I must, however, toll of one phase of this illness which bears on the question of anxiety states, their genesis and their treatment. Sometime in April of 1945, I developed a fear of dying while alone in my house, as a consequence of which I felt an overpowering uneasiness if I had to stay in the house when my family were away at night. This reached such a point that when my wife and daughter did go away on one occasion, I found it necessary to stay in a hotel or at a friend’s house for two days. On the third day I made up my mind I was going to break the back of this fear by going to the house and spending the night there “though the heavens fall,”thus following a formula which I had blithely given to my patienls for over thirty years. I had dinner with one of my sons, staying at his house until ten o’clock that night, and then I went home, appalled by my inner turmoil. As I approached the door to unlock it, my hand shook so severely that I could hardly insert the key into the keyhole. Beating down an impulse to jump into my car and spend the night at a hotel, I persisted until I opened the door of the dark house. The intensity of my reaction increased and I realized to the full what my patients meant when they said, “My heart pounded; I felt as if I were going to faint, or die, or scream, or go crazy.” I went upstairs to the bathroom adjoining my bedroom, and there promptly vomited. When the vomiting and retching ceased, I felt entirely tranquil, went to bed, and slept perfectly well throughout the night. The fear entirely disappeared and has never reappeared even though the possibility of death when my family is away has enormously increased.
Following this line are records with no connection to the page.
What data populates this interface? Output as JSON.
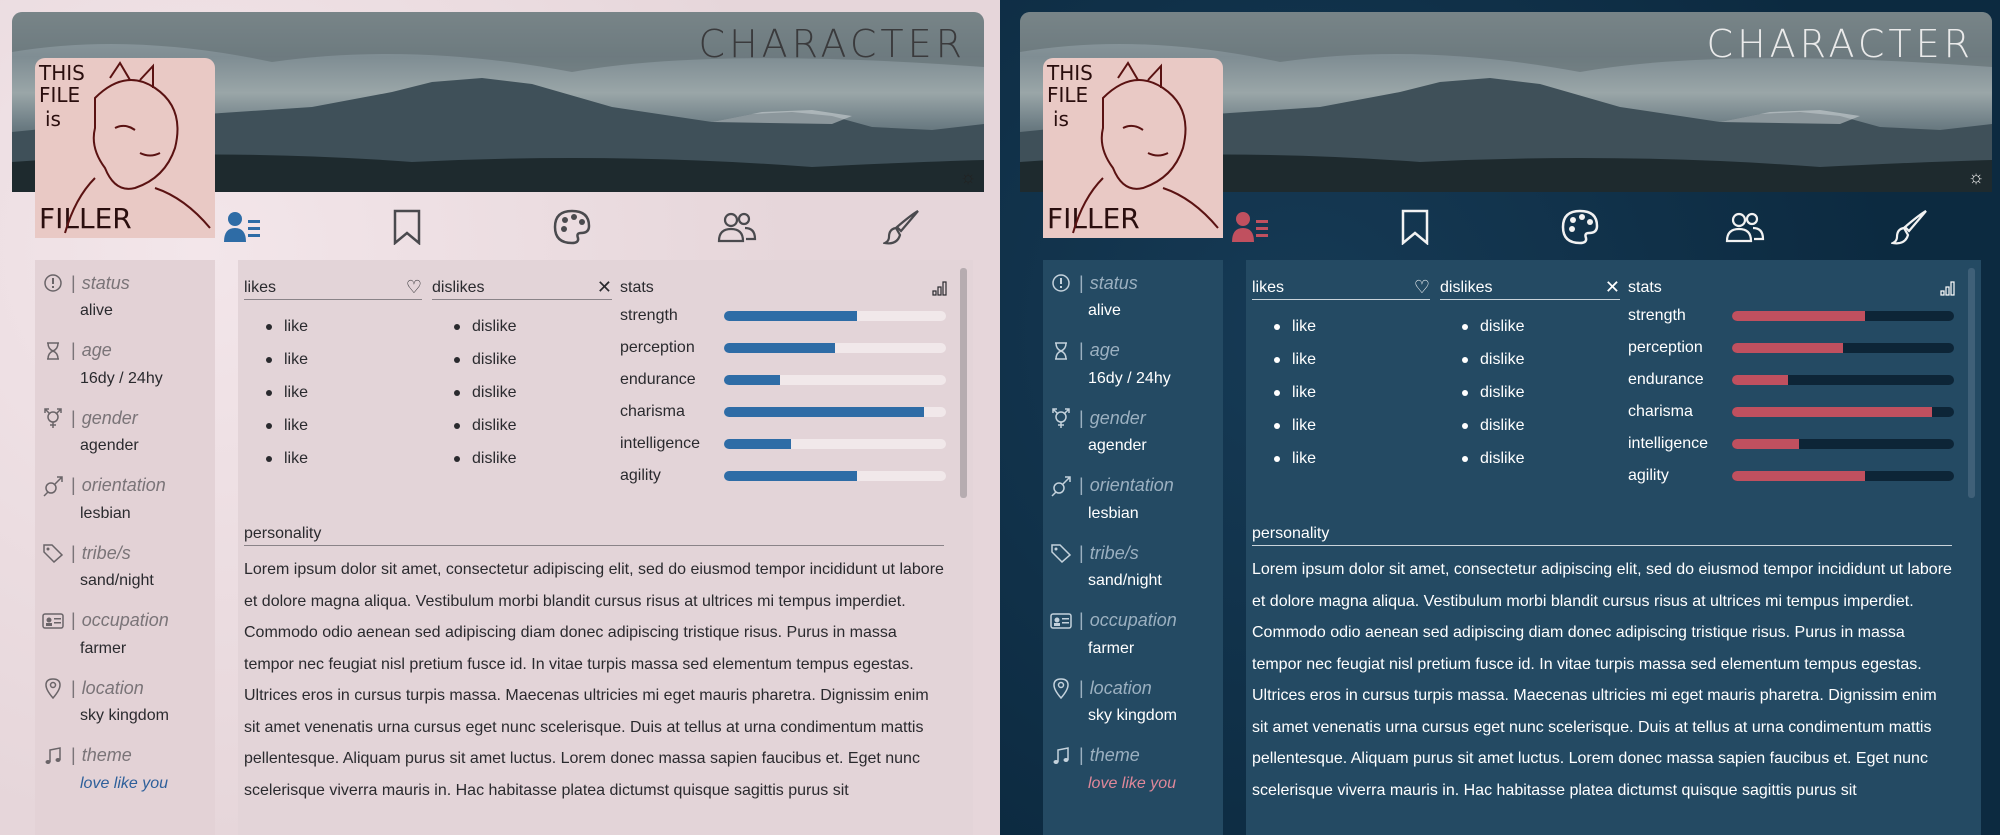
{
  "header": {
    "title": "CHARACTER",
    "theme_toggle_icon": "sun-icon"
  },
  "avatar": {
    "caption": "THIS FILE is FILLER"
  },
  "tabs": [
    {
      "name": "profile",
      "icon": "id-card-icon"
    },
    {
      "name": "bookmarks",
      "icon": "bookmark-icon"
    },
    {
      "name": "palette",
      "icon": "palette-icon"
    },
    {
      "name": "relationships",
      "icon": "people-icon"
    },
    {
      "name": "art",
      "icon": "brush-icon"
    }
  ],
  "sidebar": {
    "items": [
      {
        "label": "status",
        "value": "alive",
        "icon": "alert-icon"
      },
      {
        "label": "age",
        "value": "16dy / 24hy",
        "icon": "hourglass-icon"
      },
      {
        "label": "gender",
        "value": "agender",
        "icon": "gender-icon"
      },
      {
        "label": "orientation",
        "value": "lesbian",
        "icon": "orientation-icon"
      },
      {
        "label": "tribe/s",
        "value": "sand/night",
        "icon": "tag-icon"
      },
      {
        "label": "occupation",
        "value": "farmer",
        "icon": "id-badge-icon"
      },
      {
        "label": "location",
        "value": "sky kingdom",
        "icon": "location-pin-icon"
      },
      {
        "label": "theme",
        "value": "love like you",
        "icon": "music-note-icon"
      }
    ]
  },
  "likes": {
    "title": "likes",
    "items": [
      "like",
      "like",
      "like",
      "like",
      "like"
    ]
  },
  "dislikes": {
    "title": "dislikes",
    "items": [
      "dislike",
      "dislike",
      "dislike",
      "dislike",
      "dislike"
    ]
  },
  "stats": {
    "title": "stats",
    "items": [
      {
        "label": "strength",
        "value": 0.6
      },
      {
        "label": "perception",
        "value": 0.5
      },
      {
        "label": "endurance",
        "value": 0.25
      },
      {
        "label": "charisma",
        "value": 0.9
      },
      {
        "label": "intelligence",
        "value": 0.3
      },
      {
        "label": "agility",
        "value": 0.6
      }
    ]
  },
  "personality": {
    "title": "personality",
    "text": "Lorem ipsum dolor sit amet, consectetur adipiscing elit, sed do eiusmod tempor incididunt ut labore et dolore magna aliqua. Vestibulum morbi blandit cursus risus at ultrices mi tempus imperdiet. Commodo odio aenean sed adipiscing diam donec adipiscing tristique risus. Purus in massa tempor nec feugiat nisl pretium fusce id. In vitae turpis massa sed elementum tempus egestas. Ultrices eros in cursus turpis massa. Maecenas ultricies mi eget mauris pharetra. Dignissim enim sit amet venenatis urna cursus eget nunc scelerisque. Duis at tellus at urna condimentum mattis pellentesque. Aliquam purus sit amet luctus. Lorem donec massa sapien faucibus et. Eget nunc scelerisque viverra mauris in. Hac habitasse platea dictumst quisque sagittis purus sit"
  },
  "colors": {
    "light_accent": "#2e6ca6",
    "dark_accent": "#c0505f",
    "light_bg": "#ecdfe2",
    "dark_bg": "#0f3048"
  }
}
This is the only episode of pathological anxiety that 1 had during a period of nearly eleven years. My condition, subjectively, has deteriorated. In general, the pulse has been slower. Psychologically, I must say there have been periods of despair or, at least, such a profound weariness of the whole situation that I would, at such times, be glad if the end came. There is sometimes a restless, irritable impatience with the situation, but I think, on the whole, that it has been easy for me to maintain cheerfulness and to continue to work. I have a notion that what I am doing Interests and to some extent thrills and amuses my family and friends. They find it consoling, I believe, that I am interested and willing to work and have not yielded to the circumstances of the situation. I find this latent admiration very pleasant and perhaps I go out of my way a little bit to pose as the stoical philosopher. On the other hand, if there exists such a tendency, it is merely an exaggeration of an existing state of mind.
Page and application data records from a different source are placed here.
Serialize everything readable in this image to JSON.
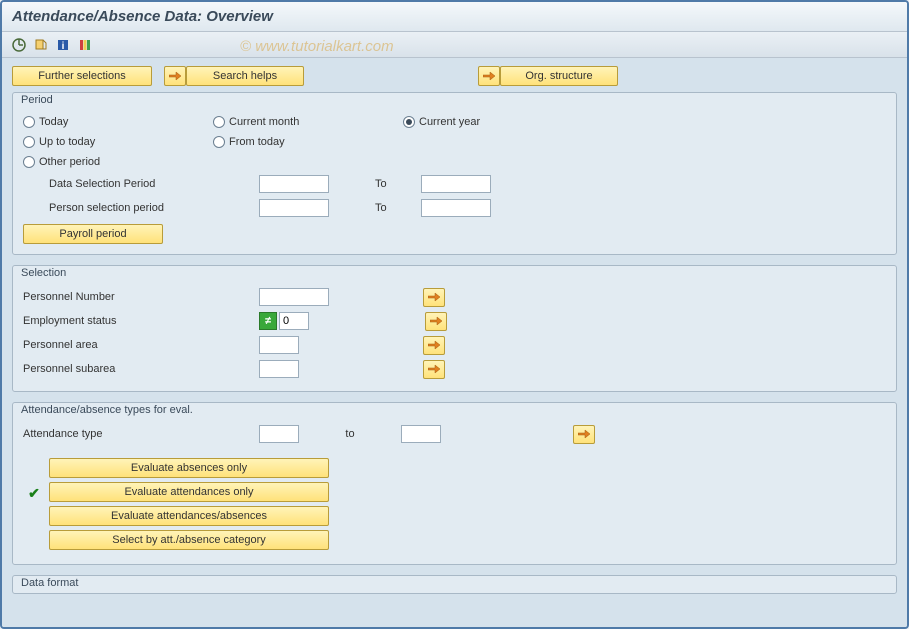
{
  "title": "Attendance/Absence Data: Overview",
  "watermark": "© www.tutorialkart.com",
  "topButtons": {
    "further": "Further selections",
    "search": "Search helps",
    "org": "Org. structure"
  },
  "period": {
    "title": "Period",
    "radios": {
      "today": "Today",
      "currentMonth": "Current month",
      "currentYear": "Current year",
      "upToToday": "Up to today",
      "fromToday": "From today",
      "other": "Other period"
    },
    "selected": "currentYear",
    "dataSelLabel": "Data Selection Period",
    "dataSelFrom": "",
    "dataSelTo": "",
    "personSelLabel": "Person selection period",
    "personSelFrom": "",
    "personSelTo": "",
    "toLabel": "To",
    "payrollBtn": "Payroll period"
  },
  "selection": {
    "title": "Selection",
    "personNoLabel": "Personnel Number",
    "personNoVal": "",
    "empStatusLabel": "Employment status",
    "empStatusVal": "0",
    "persAreaLabel": "Personnel area",
    "persAreaVal": "",
    "persSubLabel": "Personnel subarea",
    "persSubVal": ""
  },
  "attTypes": {
    "title": "Attendance/absence types for eval.",
    "attTypeLabel": "Attendance type",
    "attTypeFrom": "",
    "attTypeTo": "",
    "toLabel": "to",
    "evalAbs": "Evaluate absences only",
    "evalAtt": "Evaluate attendances only",
    "evalBoth": "Evaluate attendances/absences",
    "selectCat": "Select by att./absence category",
    "checkedOption": "evalAtt"
  },
  "dataFormat": {
    "title": "Data format"
  }
}
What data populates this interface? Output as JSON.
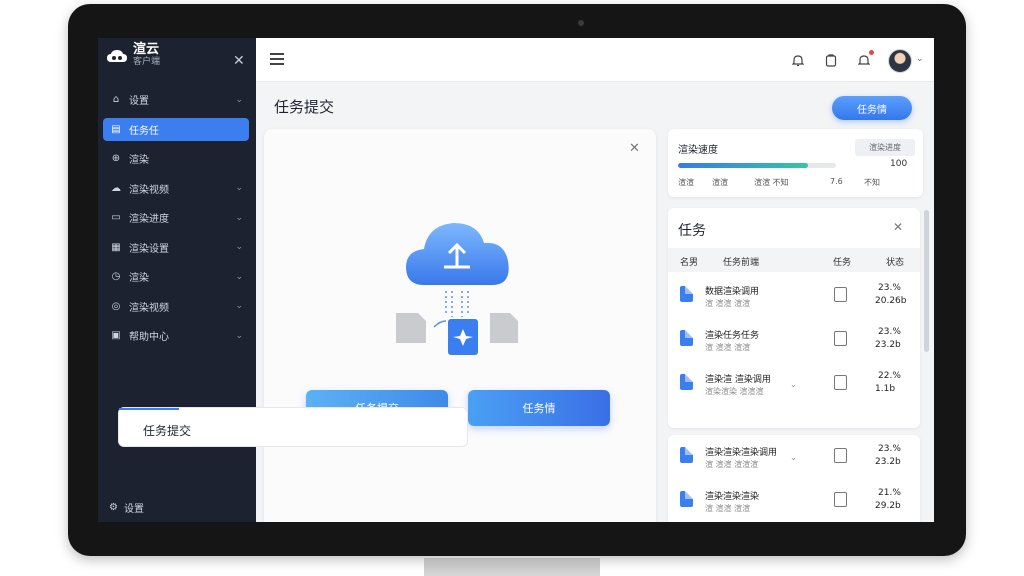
{
  "app": {
    "name": "渲云",
    "subtitle": "客户端"
  },
  "sidebar": {
    "close_icon": "close-icon",
    "items": [
      {
        "label": "设置",
        "icon": "home-icon",
        "has_chevron": true,
        "active": false
      },
      {
        "label": "任务任",
        "icon": "task-icon",
        "has_chevron": false,
        "active": true
      },
      {
        "label": "渲染",
        "icon": "globe-icon",
        "has_chevron": false,
        "active": false
      },
      {
        "label": "渲染视频",
        "icon": "cloud-icon",
        "has_chevron": true,
        "active": false
      },
      {
        "label": "渲染进度",
        "icon": "folder-icon",
        "has_chevron": true,
        "active": false
      },
      {
        "label": "渲染设置",
        "icon": "grid-icon",
        "has_chevron": true,
        "active": false
      },
      {
        "label": "渲染",
        "icon": "clock-icon",
        "has_chevron": true,
        "active": false
      },
      {
        "label": "渲染视频",
        "icon": "chart-icon",
        "has_chevron": true,
        "active": false
      },
      {
        "label": "帮助中心",
        "icon": "doc-icon",
        "has_chevron": true,
        "active": false
      }
    ],
    "footer_label": "设置"
  },
  "topbar": {
    "menu_icon": "hamburger-icon",
    "icons": [
      "bell-icon",
      "clipboard-icon",
      "notification-icon"
    ]
  },
  "page": {
    "title": "任务提交",
    "primary_button": "任务情"
  },
  "upload": {
    "button_one": "任务提交",
    "button_two": "任务情",
    "subcard_title": "任务提交"
  },
  "progress": {
    "title": "渲染速度",
    "tag": "渲染进度",
    "max_value": "100",
    "fill_fraction": 0.82,
    "labels": [
      "渲渲",
      "渲渲",
      "渲渲 不知",
      "7.6",
      "不知"
    ],
    "accent_start": "#3a78ea",
    "accent_end": "#35c7a0"
  },
  "tasks": {
    "title": "任务",
    "columns": [
      "名男",
      "任务前端",
      "任务",
      "状态"
    ],
    "rows": [
      {
        "name": "数据渲染调用",
        "sub": "渲 渲渲 渲渲",
        "pct": "23.%",
        "size": "20.26b"
      },
      {
        "name": "渲染任务任务",
        "sub": "渲 渲渲 渲渲",
        "pct": "23.%",
        "size": "23.2b"
      },
      {
        "name": "渲染渲 渲染调用",
        "sub": "渲染渲染 渲渲渲",
        "pct": "22.%",
        "size": "1.1b"
      }
    ],
    "rows2": [
      {
        "name": "渲染渲染渲染调用",
        "sub": "渲 渲渲 渲渲渲",
        "pct": "23.%",
        "size": "23.2b"
      },
      {
        "name": "渲染渲染渲染",
        "sub": "渲 渲渲 渲渲",
        "pct": "21.%",
        "size": "29.2b"
      }
    ]
  },
  "colors": {
    "sidebar_bg": "#1c2230",
    "accent": "#3b7ef0"
  }
}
The healthy mind does not really dwell with death. One throws it off as an inevitable event, though he may die tomorrow by edict. I remember interviewing a man once whose death sentence was revoked on the day set for his execution. He told me, and this was corroborated by prison officials, that he became restless, but, he said, “I never quite figured that I was really going to die. At least I couldn’t think consecutively about it.”
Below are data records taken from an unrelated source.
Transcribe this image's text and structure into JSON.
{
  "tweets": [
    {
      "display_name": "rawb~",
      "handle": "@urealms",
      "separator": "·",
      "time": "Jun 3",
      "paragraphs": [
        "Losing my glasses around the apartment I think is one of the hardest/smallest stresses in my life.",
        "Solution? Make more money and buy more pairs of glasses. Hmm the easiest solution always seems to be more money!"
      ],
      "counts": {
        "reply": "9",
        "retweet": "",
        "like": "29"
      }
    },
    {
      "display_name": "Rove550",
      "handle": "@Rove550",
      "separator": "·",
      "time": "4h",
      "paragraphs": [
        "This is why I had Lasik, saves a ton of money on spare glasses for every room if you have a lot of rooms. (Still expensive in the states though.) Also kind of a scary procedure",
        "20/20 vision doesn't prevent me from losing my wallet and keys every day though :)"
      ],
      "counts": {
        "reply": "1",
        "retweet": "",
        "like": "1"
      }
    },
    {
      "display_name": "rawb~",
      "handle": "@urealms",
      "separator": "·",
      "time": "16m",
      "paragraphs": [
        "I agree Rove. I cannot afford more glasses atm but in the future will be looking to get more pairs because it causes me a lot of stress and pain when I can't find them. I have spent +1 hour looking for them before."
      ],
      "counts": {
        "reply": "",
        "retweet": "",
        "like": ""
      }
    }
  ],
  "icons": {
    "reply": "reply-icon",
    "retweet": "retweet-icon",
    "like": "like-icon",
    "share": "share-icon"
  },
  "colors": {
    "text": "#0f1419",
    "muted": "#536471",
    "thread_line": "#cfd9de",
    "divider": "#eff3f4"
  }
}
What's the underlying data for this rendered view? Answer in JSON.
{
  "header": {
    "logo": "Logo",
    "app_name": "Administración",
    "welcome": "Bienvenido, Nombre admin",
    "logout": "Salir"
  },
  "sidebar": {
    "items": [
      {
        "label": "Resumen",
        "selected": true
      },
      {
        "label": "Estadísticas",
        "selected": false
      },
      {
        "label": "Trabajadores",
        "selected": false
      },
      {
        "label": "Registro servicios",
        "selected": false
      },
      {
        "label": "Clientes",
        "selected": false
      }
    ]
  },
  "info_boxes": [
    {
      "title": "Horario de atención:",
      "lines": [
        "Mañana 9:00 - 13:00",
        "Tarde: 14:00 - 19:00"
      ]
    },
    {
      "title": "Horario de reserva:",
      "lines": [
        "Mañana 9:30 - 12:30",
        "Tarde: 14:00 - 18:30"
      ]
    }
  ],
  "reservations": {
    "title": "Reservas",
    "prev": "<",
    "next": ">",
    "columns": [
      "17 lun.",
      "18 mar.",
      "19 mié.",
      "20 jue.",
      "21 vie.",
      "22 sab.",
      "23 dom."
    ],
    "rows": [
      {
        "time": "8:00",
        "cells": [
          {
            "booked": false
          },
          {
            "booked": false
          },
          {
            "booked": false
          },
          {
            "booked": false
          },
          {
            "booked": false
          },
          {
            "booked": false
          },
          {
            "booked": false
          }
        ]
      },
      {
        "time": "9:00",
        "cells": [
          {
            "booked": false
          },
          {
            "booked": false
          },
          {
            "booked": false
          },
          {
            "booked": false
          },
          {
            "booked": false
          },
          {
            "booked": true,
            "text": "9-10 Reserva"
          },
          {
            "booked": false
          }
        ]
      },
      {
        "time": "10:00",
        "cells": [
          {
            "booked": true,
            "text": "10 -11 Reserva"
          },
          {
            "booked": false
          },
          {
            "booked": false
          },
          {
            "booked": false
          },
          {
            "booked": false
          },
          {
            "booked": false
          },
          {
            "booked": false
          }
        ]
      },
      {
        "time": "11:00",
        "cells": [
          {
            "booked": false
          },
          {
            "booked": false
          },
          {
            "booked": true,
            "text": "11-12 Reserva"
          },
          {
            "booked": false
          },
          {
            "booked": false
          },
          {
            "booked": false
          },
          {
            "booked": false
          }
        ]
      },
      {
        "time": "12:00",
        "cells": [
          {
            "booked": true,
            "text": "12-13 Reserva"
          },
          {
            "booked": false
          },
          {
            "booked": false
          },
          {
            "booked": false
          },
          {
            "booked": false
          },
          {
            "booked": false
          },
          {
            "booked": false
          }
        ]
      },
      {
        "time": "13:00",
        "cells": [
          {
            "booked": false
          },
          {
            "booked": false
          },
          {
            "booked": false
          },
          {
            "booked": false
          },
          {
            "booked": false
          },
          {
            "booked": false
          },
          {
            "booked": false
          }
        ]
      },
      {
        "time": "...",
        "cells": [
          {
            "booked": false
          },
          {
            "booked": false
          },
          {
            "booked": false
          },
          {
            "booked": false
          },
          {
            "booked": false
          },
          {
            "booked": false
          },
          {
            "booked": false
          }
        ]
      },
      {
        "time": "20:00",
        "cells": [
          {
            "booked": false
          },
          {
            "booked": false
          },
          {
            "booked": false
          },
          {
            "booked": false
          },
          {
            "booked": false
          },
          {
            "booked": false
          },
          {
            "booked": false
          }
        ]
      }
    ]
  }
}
In the bright sunshine of today, writing at my desk, I feel reasonably well; and though I would not bet that I shall live six months, it seems as if iho real I were indestructible. I think psychiatrists preach nonsense when they say adjust to reality. We can only really endure life if we cherish healthy illusions, if we have faith no matter how fantastic, or the kind of healthy-mindedness that shakes off, as a dog shakes off water, the disagreeables of now and the future.